Imagery data can also be used to derive insightful global and geographically disaggregated data sets for characteristics such as population, settlements, and land cover. These data sets can, indirectly and in conjunction with other data sources, be used for many international development applications, including assessing disaster vulnerability, urban planning, monitoring agricultural productivity, and tracking deforestation trends, all of which are critical for informed decision-making and sustainable development efforts. They can also provide the level of granularity needed to ensure that the right beneficiaries are being targeted in development interventions. An example can be found in the generation of a global spatially detailed inventory of human settlements in urban and rural areas using radar imagery (Esch et al. 2017), which provides a global binary filter of all urban and rural settlements with a spatial resolution of 0.4 arc seconds (about 12 meters). The inventory was derived by processing more than 180,000 scenes generated by two twin Earth observation satellites, TerraSAR-X and TanDEM-X, and has a validation accuracy of approximately 85 percent.

Furthermore, the current abundance of readily available geospatial data—beyond imagery data—that can be used in conjunction with imagery data offers endless possibilities.
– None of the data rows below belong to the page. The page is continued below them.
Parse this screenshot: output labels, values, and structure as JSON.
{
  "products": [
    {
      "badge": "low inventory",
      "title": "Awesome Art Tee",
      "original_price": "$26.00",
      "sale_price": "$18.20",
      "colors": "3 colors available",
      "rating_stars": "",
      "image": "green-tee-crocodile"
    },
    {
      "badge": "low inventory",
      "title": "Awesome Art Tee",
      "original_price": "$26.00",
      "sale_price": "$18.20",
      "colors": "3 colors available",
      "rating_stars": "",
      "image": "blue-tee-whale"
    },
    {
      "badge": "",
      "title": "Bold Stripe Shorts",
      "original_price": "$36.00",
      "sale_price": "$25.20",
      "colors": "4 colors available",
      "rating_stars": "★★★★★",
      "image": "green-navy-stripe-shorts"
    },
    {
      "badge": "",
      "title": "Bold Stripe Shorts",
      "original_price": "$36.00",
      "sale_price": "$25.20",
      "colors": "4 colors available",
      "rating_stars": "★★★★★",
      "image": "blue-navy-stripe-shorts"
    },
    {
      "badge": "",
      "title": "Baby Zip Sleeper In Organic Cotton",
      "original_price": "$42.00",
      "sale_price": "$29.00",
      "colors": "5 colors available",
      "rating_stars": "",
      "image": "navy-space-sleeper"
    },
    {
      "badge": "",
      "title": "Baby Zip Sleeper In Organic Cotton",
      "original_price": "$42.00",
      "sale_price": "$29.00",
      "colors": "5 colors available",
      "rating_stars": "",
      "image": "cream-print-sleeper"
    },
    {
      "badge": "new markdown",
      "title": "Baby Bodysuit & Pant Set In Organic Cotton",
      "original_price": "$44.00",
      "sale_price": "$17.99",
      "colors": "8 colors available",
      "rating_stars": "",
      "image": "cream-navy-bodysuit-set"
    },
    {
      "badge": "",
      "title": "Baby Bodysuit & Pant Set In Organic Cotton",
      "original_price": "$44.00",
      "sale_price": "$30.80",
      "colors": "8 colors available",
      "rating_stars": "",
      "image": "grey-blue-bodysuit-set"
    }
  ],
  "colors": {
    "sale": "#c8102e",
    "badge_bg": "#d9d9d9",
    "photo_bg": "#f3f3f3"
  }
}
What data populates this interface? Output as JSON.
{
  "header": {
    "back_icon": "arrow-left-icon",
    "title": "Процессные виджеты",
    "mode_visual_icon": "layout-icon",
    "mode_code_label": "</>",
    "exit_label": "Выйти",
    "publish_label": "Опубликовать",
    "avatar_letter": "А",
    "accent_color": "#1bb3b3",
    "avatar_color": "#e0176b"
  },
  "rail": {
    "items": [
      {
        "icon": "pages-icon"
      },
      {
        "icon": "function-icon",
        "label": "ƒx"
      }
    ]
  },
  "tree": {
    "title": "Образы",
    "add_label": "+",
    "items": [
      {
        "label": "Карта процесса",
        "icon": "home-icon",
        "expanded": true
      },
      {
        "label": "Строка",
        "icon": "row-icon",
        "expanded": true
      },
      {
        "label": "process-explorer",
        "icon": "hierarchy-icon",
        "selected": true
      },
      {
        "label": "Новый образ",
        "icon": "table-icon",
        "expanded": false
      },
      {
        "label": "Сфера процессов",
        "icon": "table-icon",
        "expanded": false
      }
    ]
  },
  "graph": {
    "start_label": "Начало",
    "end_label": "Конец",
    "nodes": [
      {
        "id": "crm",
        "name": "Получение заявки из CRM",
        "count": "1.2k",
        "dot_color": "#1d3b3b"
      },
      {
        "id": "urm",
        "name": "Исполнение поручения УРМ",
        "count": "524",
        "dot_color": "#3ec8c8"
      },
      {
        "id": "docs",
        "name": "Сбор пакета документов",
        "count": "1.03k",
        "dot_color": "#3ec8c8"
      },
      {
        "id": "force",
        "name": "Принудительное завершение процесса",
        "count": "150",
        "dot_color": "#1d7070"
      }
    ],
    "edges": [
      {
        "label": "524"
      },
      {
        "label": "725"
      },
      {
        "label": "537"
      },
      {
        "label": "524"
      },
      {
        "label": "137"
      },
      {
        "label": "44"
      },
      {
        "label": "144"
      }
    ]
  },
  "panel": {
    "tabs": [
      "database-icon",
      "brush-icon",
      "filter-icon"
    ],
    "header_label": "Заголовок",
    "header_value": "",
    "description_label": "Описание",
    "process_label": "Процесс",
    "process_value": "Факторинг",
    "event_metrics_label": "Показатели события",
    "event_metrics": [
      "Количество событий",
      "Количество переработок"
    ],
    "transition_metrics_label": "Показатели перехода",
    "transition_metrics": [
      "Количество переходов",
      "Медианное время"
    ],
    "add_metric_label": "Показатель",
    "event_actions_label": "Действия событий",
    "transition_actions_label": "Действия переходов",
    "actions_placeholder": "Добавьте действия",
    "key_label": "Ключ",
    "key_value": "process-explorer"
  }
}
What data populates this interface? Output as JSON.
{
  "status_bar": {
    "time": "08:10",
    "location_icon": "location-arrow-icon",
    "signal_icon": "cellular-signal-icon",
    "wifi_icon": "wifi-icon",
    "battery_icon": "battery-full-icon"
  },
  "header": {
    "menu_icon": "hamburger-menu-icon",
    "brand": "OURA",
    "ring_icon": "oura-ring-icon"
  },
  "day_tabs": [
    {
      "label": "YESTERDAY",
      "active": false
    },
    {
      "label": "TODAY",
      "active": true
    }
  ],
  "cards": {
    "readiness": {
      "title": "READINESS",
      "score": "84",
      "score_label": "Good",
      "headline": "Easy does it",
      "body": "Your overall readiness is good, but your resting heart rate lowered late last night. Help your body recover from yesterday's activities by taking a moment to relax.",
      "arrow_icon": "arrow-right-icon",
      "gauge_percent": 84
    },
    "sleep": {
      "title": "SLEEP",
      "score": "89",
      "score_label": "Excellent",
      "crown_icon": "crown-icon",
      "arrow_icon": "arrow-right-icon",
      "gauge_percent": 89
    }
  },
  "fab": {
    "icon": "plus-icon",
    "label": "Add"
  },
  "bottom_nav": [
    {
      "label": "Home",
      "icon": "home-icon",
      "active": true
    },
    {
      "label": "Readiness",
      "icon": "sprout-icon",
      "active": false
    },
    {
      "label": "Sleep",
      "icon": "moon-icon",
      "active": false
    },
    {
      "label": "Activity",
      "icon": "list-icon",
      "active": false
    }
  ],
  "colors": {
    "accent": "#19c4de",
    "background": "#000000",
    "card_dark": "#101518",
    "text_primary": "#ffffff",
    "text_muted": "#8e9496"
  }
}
These include, for example, geosocial media data (such as geotagged data from X, formerly known as Twitter; Zook 2017) and real-time data (closed-circuit television records, cellular telephone records, and the like; Wilson 2015; Zook 2017), which have been used for deriving “smart city” metrics (such as transportation connectivity, waste management, economic vitality, and quality of life) that are helpful for understanding questions related to urban life. This field of research also poses interesting methodological and theoretical challenges because harmonizing such diverse data sources is usually a complex process.